These two sentences taken together are almost self-contradictory. Maybe it would have made sense to say this decades ago if you mistakenly bought into the idea that CBS, NBC and ABC plus all the big newspapers somehow weren't filled with journalists who salivate at the concept of blowing the whistle on the powers that be. (Remember Watergate?) But "modern technology" - remember that Internet thing? - makes it possible to expose billions of people to whatever your crazy-ass viewpoint is at a negligible cost. People have the freedom to listen to all kinds of "news" sources that they never had before. The fact that people don't agree with what you're saying is not proof that someone else has "conspired" to limit the public discourse in the favor of the un-named "elites" that you seem to be very unhappy about.
but will it work with my family's ATT wireless plan?
Short version: yes. AT&T's GSM network does not automatically boot off devices that it doesnt recognize, although you will get no customer support for a device that hasn't gone through their extensive network certification process.
So your family plan will work if you swap your current SIMs out of your devices and into this phone. If you go into an AT&T store and say "what plans can I get with my Neo900?" they will stare at you blankly and try to sell you an iPhone... not out of malice but because they have no idea what it is. If the Neo900 has a different sized-SIM than what you currently use, just ask AT&T for a new SIM of that size with no device order and do the swap, it should work.
a row of white goblins suddenly ran single file across the highway, they were about 3 foot tall with one big red "Cyclops" eye that took up their entire face . They kept coming out of the thick scrub all in neat single file
I did that mission in GTA V, too. Did you have the chain gun as well?
it doesn't make them any more or less valuable.
Not necessarily. What it means is that my bitcoins are not worth [coins] x [current value], but instead are worth [what I sell today] x [current value], and [what I sell tomorrow] x [whatever the value is then], and so on. The actual number could end up being either much higher or much lower.
If you can sell them for $1 million, then by definition they are worth $1 million.
It seems pretty simple on the surface but it's actually not. The point that the GP post was trying to make is that in a small or illiquid market, large sales volumes can actually depress prices by introducing too much inventory to sell vs. people willing to buy. This is a somewhat different example, but back in the day when Bill Gates still had a meaningful percentage of all Microsoft's shares, he would be said in the media to be worth "[his share total] x [current MSFT quote]." But people who knew the market actually understood that if he ever decided to liquidate his shares all at once they would be worth far less because he would actually flood the market (leaving aside the fact that if people figured out that Bill Gates was selling all his MSFT shares, they would flee the stock in droves assuming he knew something they didn't.)
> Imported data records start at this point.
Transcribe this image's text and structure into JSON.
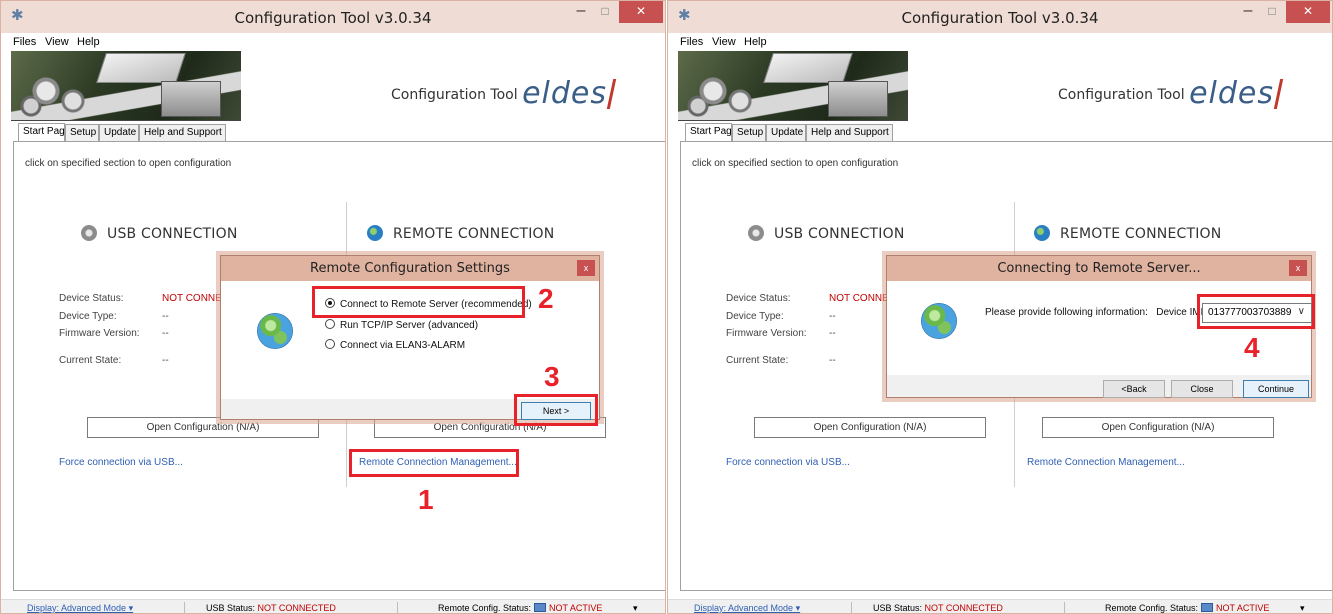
{
  "window": {
    "title": "Configuration Tool v3.0.34",
    "menu": [
      "Files",
      "View",
      "Help"
    ],
    "banner_title": "Configuration Tool",
    "logo": "eldes",
    "tabs": [
      "Start Page",
      "Setup",
      "Update",
      "Help and Support"
    ],
    "hint": "click on specified section to open configuration",
    "usb": {
      "heading": "USB CONNECTION",
      "device_status_label": "Device Status:",
      "device_status_value": "NOT CONNECTED",
      "device_type_label": "Device Type:",
      "device_type_value": "--",
      "firmware_label": "Firmware Version:",
      "firmware_value": "--",
      "state_label": "Current State:",
      "state_value": "--",
      "open_button": "Open Configuration (N/A)",
      "force_link": "Force connection via USB..."
    },
    "remote": {
      "heading": "REMOTE CONNECTION",
      "open_button": "Open Configuration (N/A)",
      "manage_link": "Remote Connection Management..."
    },
    "status": {
      "display_mode": "Display: Advanced Mode",
      "usb_label": "USB Status:",
      "usb_value": "NOT CONNECTED",
      "remote_label": "Remote Config. Status:",
      "remote_value": "NOT ACTIVE"
    },
    "controls": {
      "minimize": "–",
      "maximize": "□",
      "close": "✕",
      "dropdown": "▾",
      "app_icon": "✱"
    }
  },
  "dialog_settings": {
    "title": "Remote Configuration Settings",
    "close": "x",
    "options": [
      "Connect to Remote Server (recommended)",
      "Run TCP/IP Server (advanced)",
      "Connect via ELAN3-ALARM"
    ],
    "selected_index": 0,
    "next_button": "Next >"
  },
  "dialog_connecting": {
    "title": "Connecting to Remote Server...",
    "close": "x",
    "prompt": "Please provide following information:",
    "imei_label": "Device IMEI:",
    "imei_value": "013777003703889",
    "chevron": "∨",
    "back_button": "<Back",
    "close_button": "Close",
    "continue_button": "Continue"
  },
  "annotations": [
    "1",
    "2",
    "3",
    "4"
  ],
  "colors": {
    "titlebar": "#efdcd4",
    "dialog_title": "#dfb3a0",
    "highlight": "#e8222b",
    "error_text": "#c00000",
    "link": "#2f5fb3"
  }
}
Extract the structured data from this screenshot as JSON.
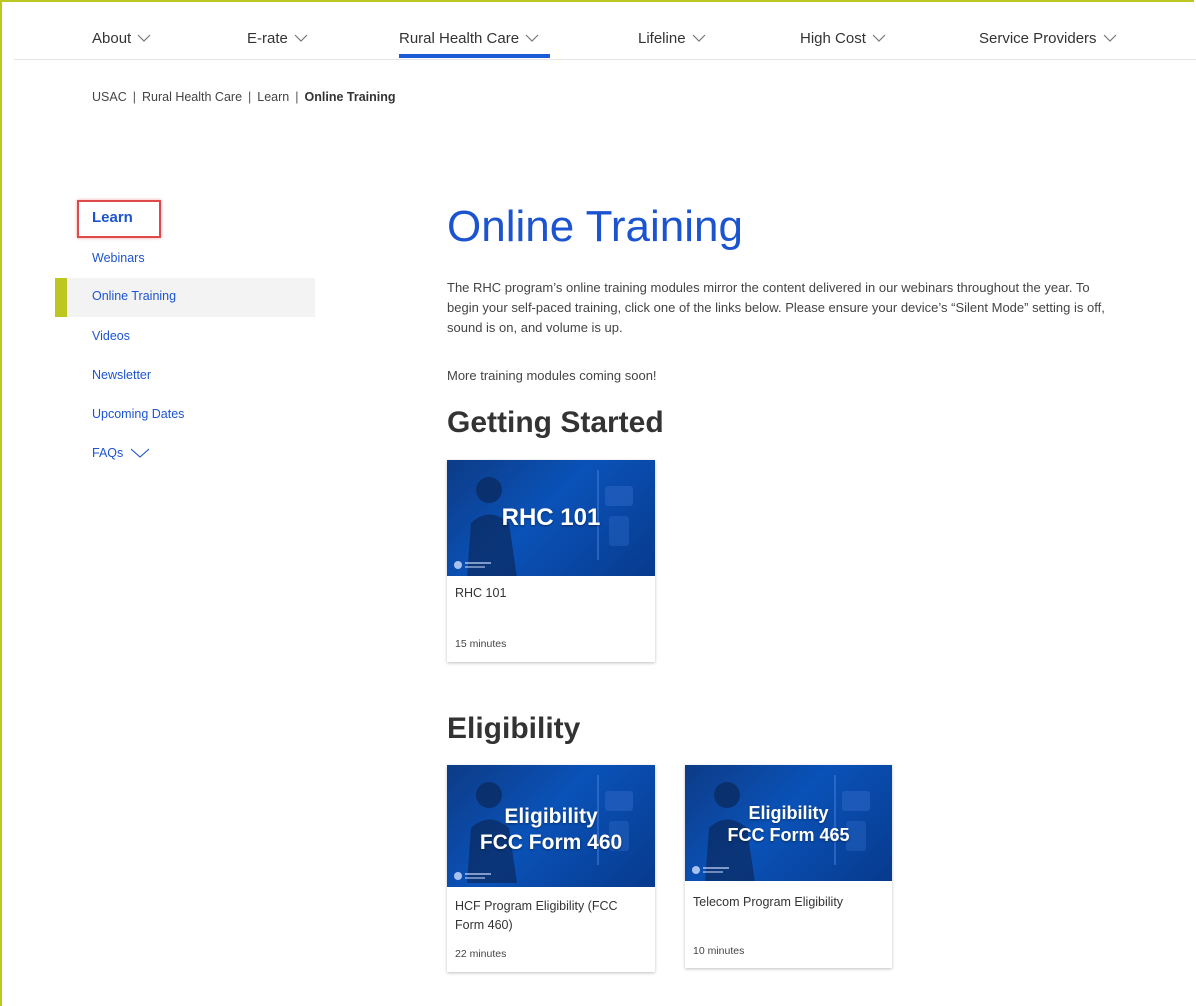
{
  "nav": {
    "items": [
      {
        "label": "About"
      },
      {
        "label": "E-rate"
      },
      {
        "label": "Rural Health Care"
      },
      {
        "label": "Lifeline"
      },
      {
        "label": "High Cost"
      },
      {
        "label": "Service Providers"
      }
    ],
    "active_index": 2
  },
  "breadcrumb": {
    "items": [
      "USAC",
      "Rural Health Care",
      "Learn"
    ],
    "separator": "|",
    "current": "Online Training"
  },
  "sidebar": {
    "heading": "Learn",
    "items": [
      {
        "label": "Webinars"
      },
      {
        "label": "Online Training"
      },
      {
        "label": "Videos"
      },
      {
        "label": "Newsletter"
      },
      {
        "label": "Upcoming Dates"
      },
      {
        "label": "FAQs"
      }
    ]
  },
  "main": {
    "title": "Online Training",
    "intro": "The RHC program’s online training modules mirror the content delivered in our webinars throughout the year. To begin your self-paced training, click one of the links below. Please ensure your device’s “Silent Mode” setting is off, sound is on, and volume is up.",
    "coming_soon": "More training modules coming soon!",
    "sections": [
      {
        "title": "Getting Started",
        "cards": [
          {
            "thumb_line1": "RHC 101",
            "thumb_line2": "",
            "label": "RHC 101",
            "duration": "15 minutes"
          }
        ]
      },
      {
        "title": "Eligibility",
        "cards": [
          {
            "thumb_line1": "Eligibility",
            "thumb_line2": "FCC Form 460",
            "label": "HCF Program Eligibility (FCC Form 460)",
            "duration": "22 minutes"
          },
          {
            "thumb_line1": "Eligibility",
            "thumb_line2": "FCC Form 465",
            "label": "Telecom Program Eligibility",
            "duration": "10 minutes"
          }
        ]
      }
    ]
  },
  "colors": {
    "link_blue": "#1c54d0",
    "accent_lime": "#bcc820",
    "nav_underline": "#1e5bd6",
    "highlight_red": "#e0494c",
    "thumb_blue": "#0a52b8"
  }
}
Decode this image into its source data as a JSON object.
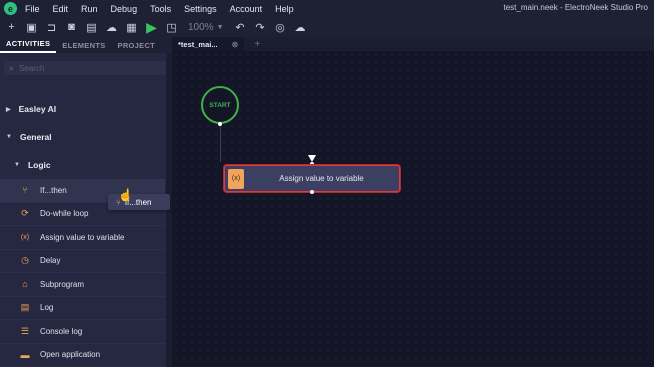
{
  "menu": {
    "logo_glyph": "e",
    "items": [
      "File",
      "Edit",
      "Run",
      "Debug",
      "Tools",
      "Settings",
      "Account",
      "Help"
    ],
    "window_title": "test_main.neek - ElectroNeek Studio Pro"
  },
  "toolbar": {
    "zoom_value": "100%",
    "icons": [
      "plus-icon",
      "save-icon",
      "folder-open-icon",
      "save-icon",
      "save-as-icon",
      "cloud-upload-icon",
      "ai-icon",
      "play-icon",
      "undo-icon",
      "redo-icon",
      "globe-icon",
      "cloud-icon"
    ]
  },
  "left_panel": {
    "tabs": [
      "ACTIVITIES",
      "ELEMENTS",
      "PROJECT"
    ],
    "active_tab": "ACTIVITIES",
    "search_placeholder": "Search",
    "groups": [
      {
        "label": "Easley AI",
        "expanded": false
      },
      {
        "label": "General",
        "expanded": true
      }
    ],
    "subgroup": {
      "label": "Logic",
      "expanded": true
    },
    "activities": [
      {
        "label": "If...then",
        "icon": "branch-icon",
        "glyph": "⑂"
      },
      {
        "label": "Do-while loop",
        "icon": "loop-icon",
        "glyph": "⟳"
      },
      {
        "label": "Assign value to variable",
        "icon": "variable-icon",
        "glyph": "(x)"
      },
      {
        "label": "Delay",
        "icon": "clock-icon",
        "glyph": "◷"
      },
      {
        "label": "Subprogram",
        "icon": "subprogram-icon",
        "glyph": "⌂"
      },
      {
        "label": "Log",
        "icon": "log-icon",
        "glyph": "▤"
      },
      {
        "label": "Console log",
        "icon": "console-icon",
        "glyph": "☰"
      },
      {
        "label": "Open application",
        "icon": "window-icon",
        "glyph": "▬"
      }
    ]
  },
  "drag_ghost": {
    "label": "If...then",
    "glyph": "⑂"
  },
  "editor": {
    "tab_label": "*test_mai...",
    "canvas": {
      "start_label": "START",
      "block_label": "Assign value to variable",
      "block_icon_glyph": "(x)"
    }
  },
  "colors": {
    "accent_orange": "#f2a45c",
    "start_green": "#3fb24a",
    "error_red": "#e5383b",
    "play_green": "#39c25f"
  }
}
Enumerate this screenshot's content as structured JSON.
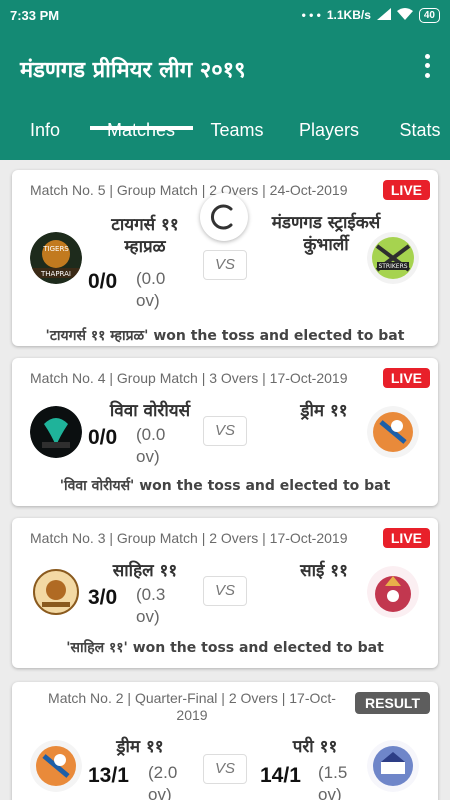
{
  "status_bar": {
    "time": "7:33 PM",
    "dots": "• • •",
    "speed": "1.1KB/s",
    "battery": "40"
  },
  "app": {
    "title": "मंडणगड प्रीमियर लीग २०१९"
  },
  "tabs": [
    {
      "label": "Info"
    },
    {
      "label": "Matches",
      "selected": true
    },
    {
      "label": "Teams"
    },
    {
      "label": "Players"
    },
    {
      "label": "Stats"
    }
  ],
  "matches": [
    {
      "meta": "Match No. 5 | Group Match | 2 Overs | 24-Oct-2019",
      "status": "LIVE",
      "team1": {
        "name": "टायगर्स ११ म्हाप्रळ",
        "score": "0/0",
        "overs": "(0.0 ov)"
      },
      "vs": "VS",
      "team2": {
        "name": "मंडणगड स्ट्राईकर्स कुंभार्ली"
      },
      "toss": "'टायगर्स ११ म्हाप्रळ' won the toss and elected to bat"
    },
    {
      "meta": "Match No. 4 | Group Match | 3 Overs | 17-Oct-2019",
      "status": "LIVE",
      "team1": {
        "name": "विवा वोरीयर्स",
        "score": "0/0",
        "overs": "(0.0 ov)"
      },
      "vs": "VS",
      "team2": {
        "name": "ड्रीम ११"
      },
      "toss": "'विवा वोरीयर्स' won the toss and elected to bat"
    },
    {
      "meta": "Match No. 3 | Group Match | 2 Overs | 17-Oct-2019",
      "status": "LIVE",
      "team1": {
        "name": "साहिल ११",
        "score": "3/0",
        "overs": "(0.3 ov)"
      },
      "vs": "VS",
      "team2": {
        "name": "साई ११"
      },
      "toss": "'साहिल ११' won the toss and elected to bat"
    },
    {
      "meta": "Match No. 2 | Quarter-Final | 2 Overs | 17-Oct-2019",
      "status": "RESULT",
      "team1": {
        "name": "ड्रीम ११",
        "score": "13/1",
        "overs": "(2.0 ov)"
      },
      "vs": "VS",
      "team2": {
        "name": "परी ११",
        "score": "14/1",
        "overs": "(1.5 ov)"
      }
    }
  ],
  "logo_texts": {
    "tigers": "TIGERS",
    "thaprai": "THAPRAI",
    "strikers": "STRIKERS"
  },
  "colors": {
    "primary": "#148a74",
    "live": "#e8202a",
    "result": "#5d5d5d"
  }
}
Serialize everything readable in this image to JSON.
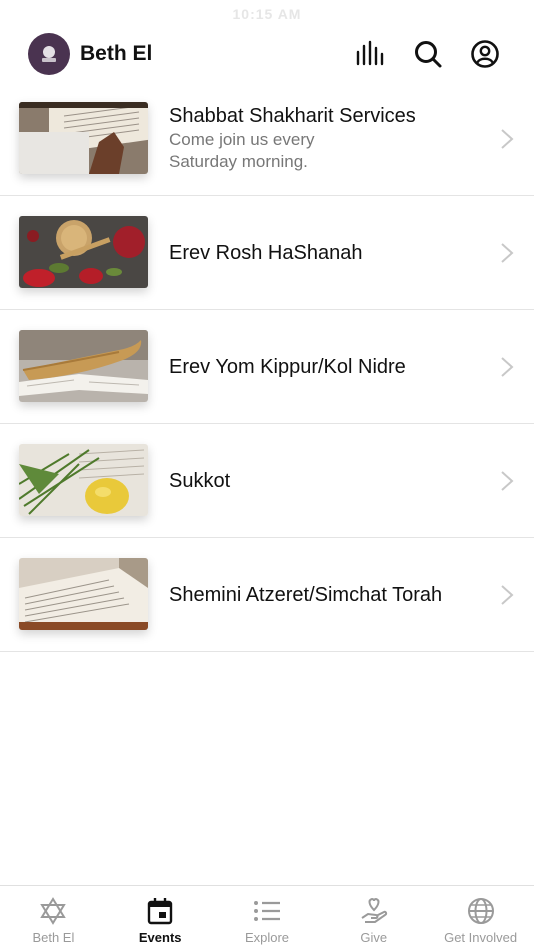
{
  "status": {
    "time": "10:15 AM"
  },
  "header": {
    "title": "Beth El"
  },
  "events": [
    {
      "title": "Shabbat Shakharit Services",
      "subtitle": "Come join us every Saturday morning."
    },
    {
      "title": "Erev Rosh HaShanah",
      "subtitle": ""
    },
    {
      "title": "Erev Yom Kippur/Kol Nidre",
      "subtitle": ""
    },
    {
      "title": "Sukkot",
      "subtitle": ""
    },
    {
      "title": "Shemini Atzeret/Simchat Torah",
      "subtitle": ""
    }
  ],
  "tabs": [
    {
      "label": "Beth El",
      "icon": "star-of-david-icon",
      "active": false
    },
    {
      "label": "Events",
      "icon": "calendar-icon",
      "active": true
    },
    {
      "label": "Explore",
      "icon": "list-icon",
      "active": false
    },
    {
      "label": "Give",
      "icon": "hand-heart-icon",
      "active": false
    },
    {
      "label": "Get Involved",
      "icon": "globe-icon",
      "active": false
    }
  ],
  "colors": {
    "avatar_bg": "#4a3350",
    "inactive": "#9a9a9a",
    "active": "#111111"
  }
}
So long story short - if I have a trivial number of [shares, rare items, whatever] compared to the market size, then, yes, they are worth [quantity] x [going price]. But if I have a quantity that is significant to the size of the ability to make markets and I try to sell it all at once, it will invariably be worth far less.
News flash: highly successful engineer who did not go to business school thinks business school is a waste.
Shocking update: highly successful businessperson who went to business school thinks engineers don't know what they're talking about.
This is pretty normal... the path you took to get where you are starts to look like the best or only path. There is room for all specialties and approaches when used in the right way and mixed with other viewpoints.
For the same reason there's one in Hawai'i.
Because there's a glottal stop there in the original pronounciation that is hard to reflect in English characters without it.
Werner von Braun said those words
That doesn't necessarily discount your assertions about von Braun's complicity with the Nazi regime, but you should know better than to call someone a "stupid sack of shit" based off a (pretty obviously) fake quote that was meant as a joke.